SNAP raised an alert in June that a former priest in the Pittsburgh Diocese, the Rev. John P. Carroll, was accused in the Archdiocese of Boston of sexually abusing a minor while he was at St. Michael Parish in Elizabeth between 1962 to 1963.
Pittsburgh Bishop David Zubik announced on Sunday that he warned members of St. Michael and the other parishes where Carroll worked of the allegation against him. The diocese was responding because the Boston Archdiocese notified church officials on Aug. 5 that it had taken steps to dismiss him from the priesthood.
Asked why the diocese waited to send out letters about Carroll, the Rev. Ronald Lengwin, a spokesman, said: “We're talking about something that happened 11 years ago. It was off our radar screen.”
Lengwin said that the Boston Archdiocese first notified Pittsburgh diocese leaders on Dec. 9, 2003. Boston church officials are handling the investigation.
At the time that the diocese was informed, Lengwin said the church considered child sexual abuse as a “moral defect,” as it did with alcoholism, rather than a disease.
“You can't say you made a mistake that you didn't understand fully,” Lengwin said. “I would say we learned how to do things better.”
Former Pittsburgh Bishop Donald Wuerl, now Archbishop of Washington, developed a no-tolerance policy here that was later adopted by Catholic bishops at their 2002 conference in Dallas.
About a year ago, the Pittsburgh diocese began a policy of informing all parishes where a priest accused of abuse worked.
In keeping with its own policies and that of Catholic bishops nationally, the Pittsburgh Diocese notified civil authorities of the allegation. Mike Manko, a spokesman for District Attorney Stephen A. Zappala Jr., said he could not comment until Monday.
“I urge anyone who has been abused by any person representing the church to notify civil authorities and to contact the diocese to obtain assistance with counseling to help with recovery from abuse,” Zubik wrote in a letter to Carroll's former parishes.
Terrence Donilon, a spokesman for the Boston Archdiocese, wrote in an email that Carroll has been restricted from ministry but would not elaborate.
Carroll worked in the Pittsburgh Diocese from 1962 to 1972, including his stint at St. Michael. He also worked at St. Isaac Jogues in Elrama, St. Margaret in Green Tree, St. Susanna in Penn Hills, St. Alphonsus in Springdale and St. Denis in Versailles, now called St. Patrick in McKeesport.
On Aug. 3, the diocese announced that Zubik had placed the Rev. John Fitzgerald, 66, the pastor of Our Lady of Peace Parish in Conway, on administrative leave pending investigation into an allegation of sexual abuse of a minor.
This year, the diocese disclosed that 22 victims had made complaints against nine Marianist brothers at the former North Catholic High School.
Bill Zlatos is a staff writer for Trib Total Media. He can be reached at 412-320-7828 or email@example.com

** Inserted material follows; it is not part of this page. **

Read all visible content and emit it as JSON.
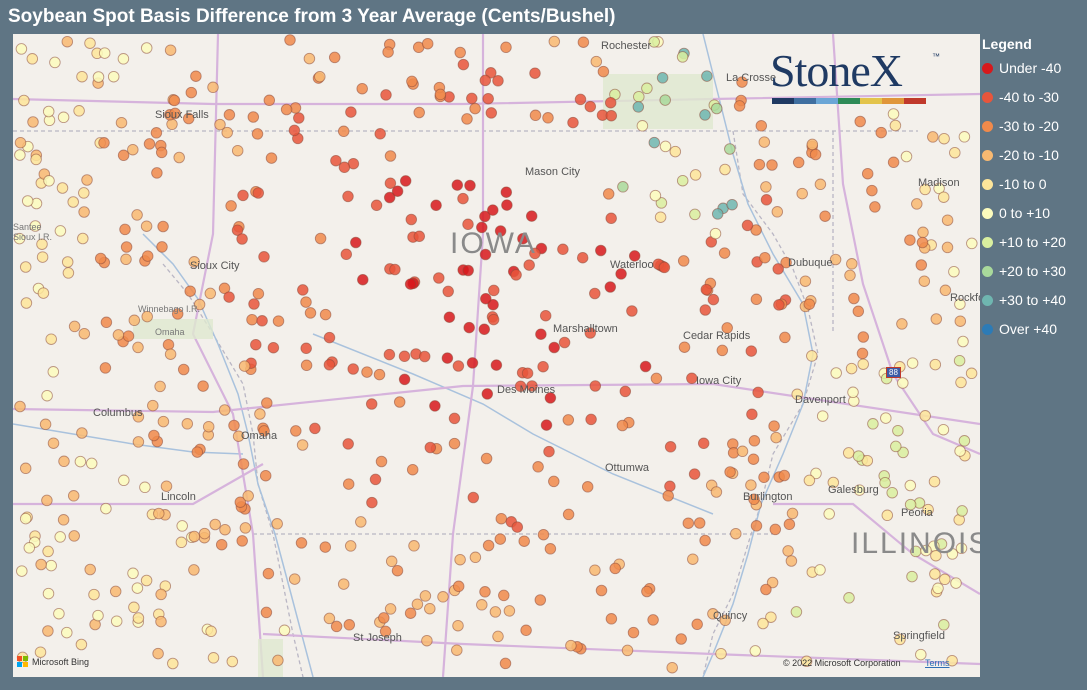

Click here to read more.
50 State AG Call for Grand Jury
Any investigation must be:
- independent of and separate from the church
- must have subpoena powers and ability to compel testimony under oath
Anything short of these criteria is a sham and whitewash.
In addition, write letters to the editor, make phone calls to politicians as they can apply pressure to keep them responsive to our demand. We need to make efforts to ensure that they follow up on what the state is doing to investigate these crimes.
Note to Letter Writers
Use your own words and style of writing. Cut and paste from the templates as you wish. Include your experiences, whether as a survivor or as a member of the community. And relate your letter to the state you were abused in or state now living in.